Those who pinpoint vulnerabilities in Google’s mobile operating system can earn cash rewards, similar to those paid out for identifying bugs in Chrome.
November 19, 2013 4:00 AM PST
(Credit: Stephen Shankland/CNET)
Google has expanded its bug-bounty program to cover vulnerabilities uncovered in Android.
The program began with Chrome and expanded to Google Web sites and other open-source software projects.
Under the program, people who find security holes get paid bounties. That often equates to a few hundred dollars, but particularly skilled attacks can mean big money — $50,000 last week for one expert who goes by the name Pinkie Pie, for example.
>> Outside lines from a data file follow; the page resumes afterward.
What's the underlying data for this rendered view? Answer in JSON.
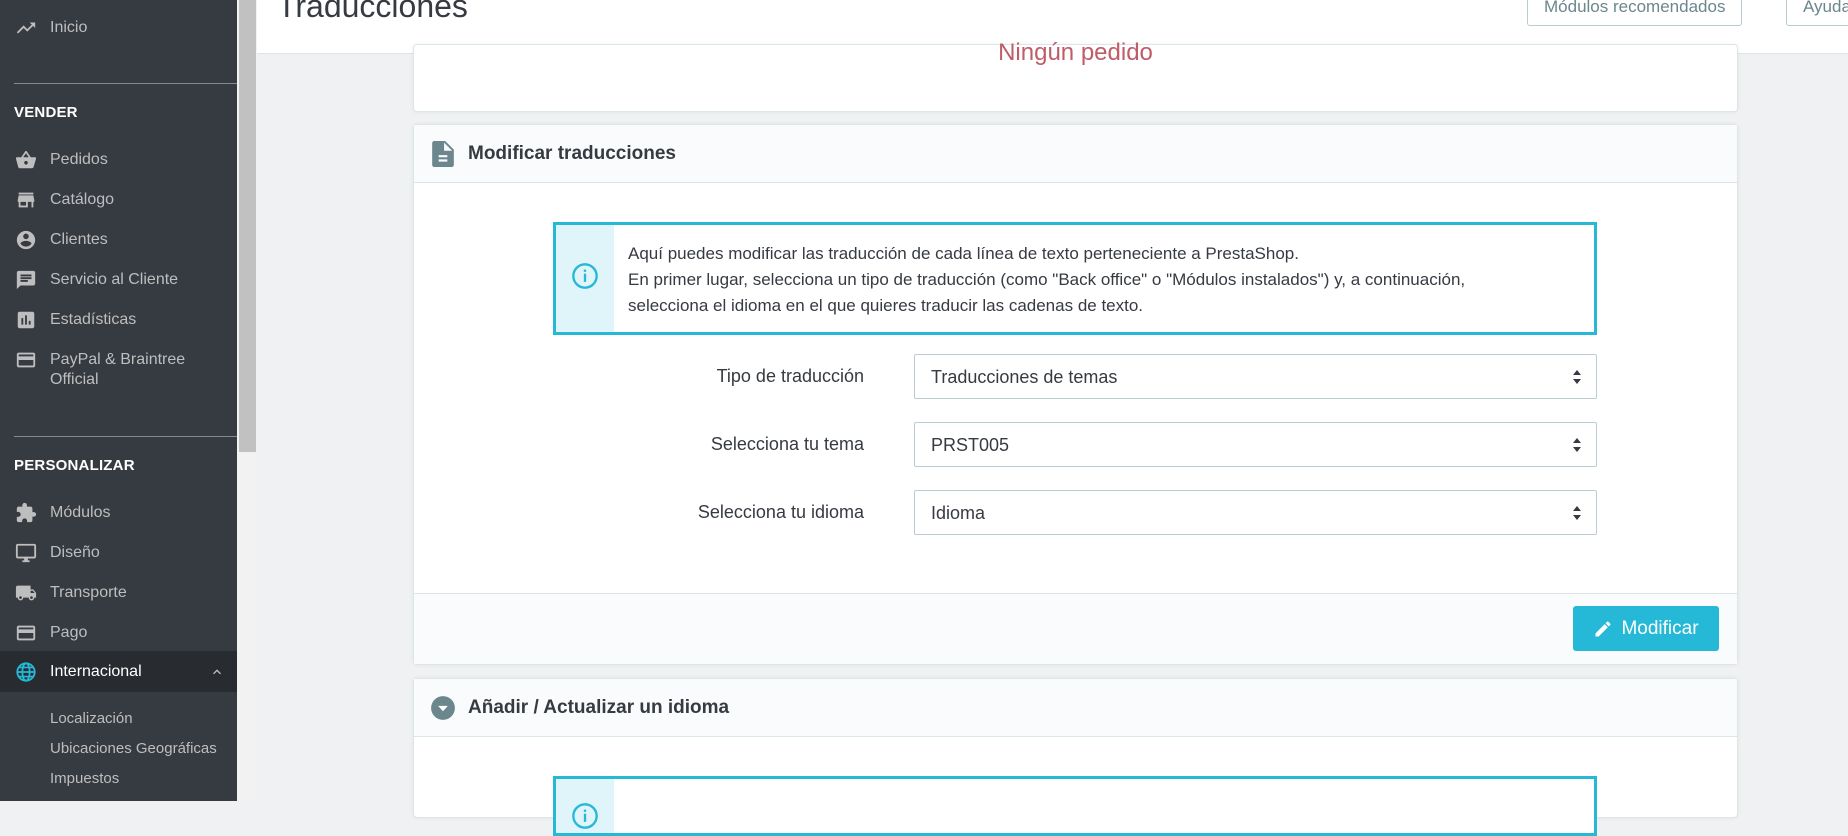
{
  "sidebar": {
    "top_item": {
      "label": "Inicio",
      "icon": "trending-up-icon"
    },
    "sections": [
      {
        "title": "VENDER"
      },
      {
        "title": "PERSONALIZAR"
      }
    ],
    "sell_items": [
      {
        "label": "Pedidos",
        "icon": "shopping-basket-icon"
      },
      {
        "label": "Catálogo",
        "icon": "store-icon"
      },
      {
        "label": "Clientes",
        "icon": "account-circle-icon"
      },
      {
        "label": "Servicio al Cliente",
        "icon": "chat-icon"
      },
      {
        "label": "Estadísticas",
        "icon": "bar-chart-icon"
      },
      {
        "label": "PayPal & Braintree",
        "label2": "Official",
        "icon": "credit-card-icon"
      }
    ],
    "customize_items": [
      {
        "label": "Módulos",
        "icon": "puzzle-icon"
      },
      {
        "label": "Diseño",
        "icon": "desktop-icon"
      },
      {
        "label": "Transporte",
        "icon": "truck-icon"
      },
      {
        "label": "Pago",
        "icon": "credit-card-icon"
      },
      {
        "label": "Internacional",
        "icon": "globe-icon",
        "active": true
      }
    ],
    "sub_items": [
      "Localización",
      "Ubicaciones Geográficas",
      "Impuestos"
    ]
  },
  "header": {
    "title": "Traducciones",
    "buttons": [
      "Módulos recomendados",
      "Ayuda"
    ]
  },
  "top_panel": {
    "message": "Ningún pedido"
  },
  "translations_panel": {
    "title": "Modificar traducciones",
    "info_lines": [
      "Aquí puedes modificar las traducción de cada línea de texto perteneciente a PrestaShop.",
      "En primer lugar, selecciona un tipo de traducción (como \"Back office\" o \"Módulos instalados\") y, a continuación,",
      "selecciona el idioma en el que quieres traducir las cadenas de texto."
    ],
    "fields": [
      {
        "label": "Tipo de traducción",
        "value": "Traducciones de temas"
      },
      {
        "label": "Selecciona tu tema",
        "value": "PRST005"
      },
      {
        "label": "Selecciona tu idioma",
        "value": "Idioma"
      }
    ],
    "submit_label": "Modificar"
  },
  "language_panel": {
    "title": "Añadir / Actualizar un idioma"
  },
  "colors": {
    "accent": "#25b9d7",
    "sidebar_bg": "#363a41",
    "danger_text": "#c05c67"
  }
}
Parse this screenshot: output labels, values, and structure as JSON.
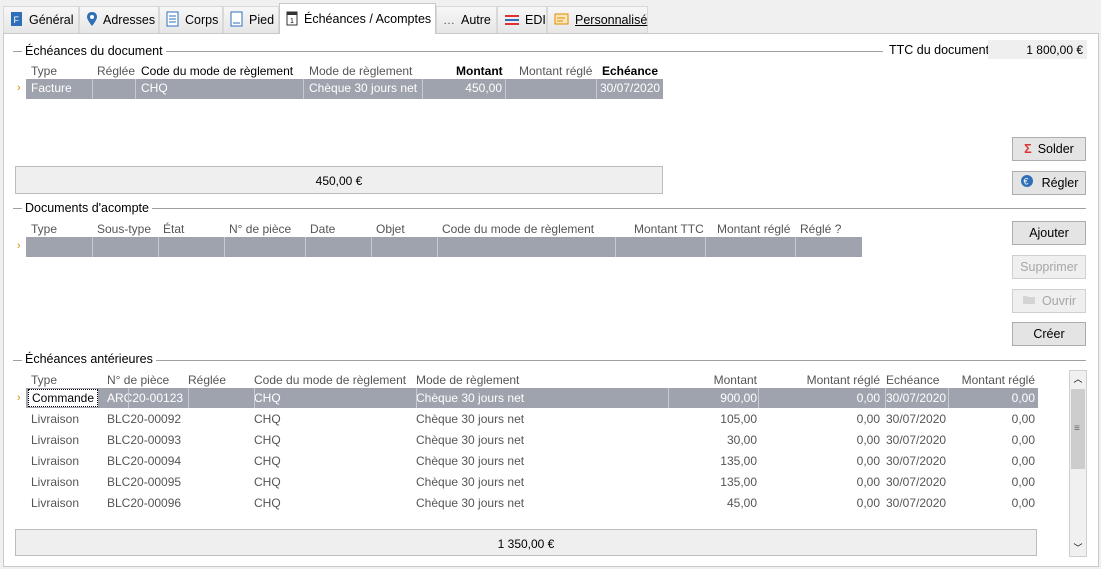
{
  "tabs": [
    {
      "label": "Général",
      "icon": "document-blue-icon"
    },
    {
      "label": "Adresses",
      "icon": "map-pin-icon"
    },
    {
      "label": "Corps",
      "icon": "document-lines-icon"
    },
    {
      "label": "Pied",
      "icon": "document-icon"
    },
    {
      "label": "Échéances / Acomptes",
      "icon": "calendar-icon",
      "active": true
    },
    {
      "label": "Autre",
      "icon": "ellipsis-icon"
    },
    {
      "label": "EDI",
      "icon": "edi-icon"
    },
    {
      "label": "Personnalisé",
      "icon": "custom-icon"
    }
  ],
  "echeances": {
    "title": "Échéances du document",
    "ttc_label": "TTC du document",
    "ttc_value": "1 800,00 €",
    "columns": [
      "Type",
      "Réglée",
      "Code du mode de règlement",
      "Mode de règlement",
      "Montant",
      "Montant réglé",
      "Echéance"
    ],
    "row": {
      "type": "Facture",
      "reglee": "",
      "code": "CHQ",
      "mode": "Chèque 30 jours net",
      "montant": "450,00",
      "montant_regle": "",
      "echeance": "30/07/2020"
    },
    "total": "450,00 €",
    "solder_label": "Solder",
    "regler_label": "Régler"
  },
  "acomptes": {
    "title": "Documents d'acompte",
    "columns": [
      "Type",
      "Sous-type",
      "État",
      "N° de pièce",
      "Date",
      "Objet",
      "Code du mode de règlement",
      "Montant TTC",
      "Montant réglé",
      "Réglé ?"
    ],
    "buttons": {
      "ajouter": "Ajouter",
      "supprimer": "Supprimer",
      "ouvrir": "Ouvrir",
      "creer": "Créer"
    }
  },
  "anterieures": {
    "title": "Échéances antérieures",
    "columns": [
      "Type",
      "N° de pièce",
      "Réglée",
      "Code du mode de règlement",
      "Mode de règlement",
      "Montant",
      "Montant réglé",
      "Echéance",
      "Montant réglé"
    ],
    "rows": [
      [
        "Commande",
        "ARC20-00123",
        "",
        "CHQ",
        "Chèque 30 jours net",
        "900,00",
        "0,00",
        "30/07/2020",
        "0,00"
      ],
      [
        "Livraison",
        "BLC20-00092",
        "",
        "CHQ",
        "Chèque 30 jours net",
        "105,00",
        "0,00",
        "30/07/2020",
        "0,00"
      ],
      [
        "Livraison",
        "BLC20-00093",
        "",
        "CHQ",
        "Chèque 30 jours net",
        "30,00",
        "0,00",
        "30/07/2020",
        "0,00"
      ],
      [
        "Livraison",
        "BLC20-00094",
        "",
        "CHQ",
        "Chèque 30 jours net",
        "135,00",
        "0,00",
        "30/07/2020",
        "0,00"
      ],
      [
        "Livraison",
        "BLC20-00095",
        "",
        "CHQ",
        "Chèque 30 jours net",
        "135,00",
        "0,00",
        "30/07/2020",
        "0,00"
      ],
      [
        "Livraison",
        "BLC20-00096",
        "",
        "CHQ",
        "Chèque 30 jours net",
        "45,00",
        "0,00",
        "30/07/2020",
        "0,00"
      ]
    ],
    "total": "1 350,00 €"
  },
  "colors": {
    "selected_row": "#9fa3ad",
    "accent_arrow": "#e08a00"
  }
}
The broader expansion, called the Patch Reward Program, now includes Android, Google security team member Michal Zalewski said in a blog post Monday.
The program also includes three widely used Web server packages: Apache’s http, Nginx, and Lighttpd, Zalewski said.
Via The Next Web